Towards Preparing a Knowledgebase to Explore Potential Drugs and Biomedical Entities Related to COVID-19 (Preprint)

Junaed Younus Khan, Md. Tawkat Islam Khondaker, Iram Tazim Hoque, Hamada R. H. Al-Absi, Mohammad Saifur Rahman, Reto Guler, Tanvir Alam, M. Sohel Rahman
2020 JMIR Medical Informatics  
Novel coronavirus disease 2019 (COVID-19) is taking a huge toll on public health. Along with the non-therapeutic preventive measurements, scientific efforts are currently focused, mainly, on the development of vaccines and pharmacological treatment with existing drugs. Summarizing evidences from scientific literatures on the discovery of treatment plan of COVID-19 under a platform would help the scientific community to explore the opportunities in a systematic fashion. The aim of this study is
more » ... o explore the potential drugs and biomedical entities related to coronavirus related diseases, including COVID-19, that are mentioned on scientific literature through an automated computational approach. We mined the information from publicly available scientific literature and related public resources. Six topic-specific dictionaries, including human genes, human miRNAs, diseases, Protein Databank, drugs, and drug side effects, were integrated to mine all scientific evidence related to COVID-19. We employed an automated literature mining and labeling system through a novel approach to measure the effectiveness of drugs against diseases based on natural language processing, sentiment analysis, and deep learning. We also applied the concept of cosine similarity to confidently infer the associations between diseases and genes. Based on the literature mining, we identified 1805 diseases, 2454 drugs, 1910 genes that are related to coronavirus related diseases including COVID-19. Integrating the extracted information, we developed the first knowledgebase platform dedicated to COVID-19, which highlights potential list of drugs and related biomedical entities. For COVID-19, we highlighted multiple case studies on existing drugs along with a confidence score for their applicability in the treatment plan.
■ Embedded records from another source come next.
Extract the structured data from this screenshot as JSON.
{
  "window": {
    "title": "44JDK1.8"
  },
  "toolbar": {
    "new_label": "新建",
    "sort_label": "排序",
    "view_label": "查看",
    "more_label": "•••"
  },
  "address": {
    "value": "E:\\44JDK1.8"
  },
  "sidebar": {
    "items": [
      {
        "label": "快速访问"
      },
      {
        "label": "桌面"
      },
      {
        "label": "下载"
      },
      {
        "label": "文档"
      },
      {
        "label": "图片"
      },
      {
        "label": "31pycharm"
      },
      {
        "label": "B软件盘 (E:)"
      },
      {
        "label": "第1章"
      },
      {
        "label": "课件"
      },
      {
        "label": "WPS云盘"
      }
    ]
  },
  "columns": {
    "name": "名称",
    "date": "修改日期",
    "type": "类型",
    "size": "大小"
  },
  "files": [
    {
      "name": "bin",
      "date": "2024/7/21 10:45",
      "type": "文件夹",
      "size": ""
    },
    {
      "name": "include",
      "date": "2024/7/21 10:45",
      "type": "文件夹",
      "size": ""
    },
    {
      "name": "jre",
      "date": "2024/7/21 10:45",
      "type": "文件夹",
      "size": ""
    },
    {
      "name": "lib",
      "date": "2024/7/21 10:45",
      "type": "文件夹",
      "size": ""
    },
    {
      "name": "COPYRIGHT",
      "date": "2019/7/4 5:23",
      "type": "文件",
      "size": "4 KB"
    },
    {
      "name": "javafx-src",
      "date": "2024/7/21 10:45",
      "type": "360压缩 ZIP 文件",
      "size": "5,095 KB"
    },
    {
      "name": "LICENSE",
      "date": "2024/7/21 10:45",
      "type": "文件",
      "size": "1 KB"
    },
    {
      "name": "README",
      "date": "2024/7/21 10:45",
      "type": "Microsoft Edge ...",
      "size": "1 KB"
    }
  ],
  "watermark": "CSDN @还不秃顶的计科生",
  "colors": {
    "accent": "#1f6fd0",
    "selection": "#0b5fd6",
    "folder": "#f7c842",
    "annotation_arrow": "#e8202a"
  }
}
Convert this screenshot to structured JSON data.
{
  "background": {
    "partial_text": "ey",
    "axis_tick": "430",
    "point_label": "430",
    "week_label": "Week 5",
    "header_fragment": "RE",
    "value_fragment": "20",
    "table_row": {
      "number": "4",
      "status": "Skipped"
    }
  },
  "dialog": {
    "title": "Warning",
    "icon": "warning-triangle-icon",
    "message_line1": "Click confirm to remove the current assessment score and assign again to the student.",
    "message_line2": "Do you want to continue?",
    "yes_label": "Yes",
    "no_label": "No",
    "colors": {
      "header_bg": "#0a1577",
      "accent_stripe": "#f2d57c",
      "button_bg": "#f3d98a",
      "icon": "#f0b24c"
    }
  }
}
Based on our computational method, we found Remdesivir, Statins, Dexamethasone, and Ivermectin could be considered as potential effective drugs to improve clinical status and lower mortality in patients hospitalized with COVID-19. We also found that Hydroxychloroquine could not be considered as an effective drug for COVID-19. The resulting knowledgebase is made available as an open source tool, named COVID-19Base, for the scientific community: http://covid-19base.hbku.edu.qa/, http://covid-19base.buet.ac.bd/. Proper investigation of the mined biomedical entities along with the identified interactions among those would help the research community to discover possible ways for the therapeutic treatment of COVID-19.
doi:10.2196/21648 pmid:33055059 fatcat:327vqcjfm5f7hnxtozqi2j2g2e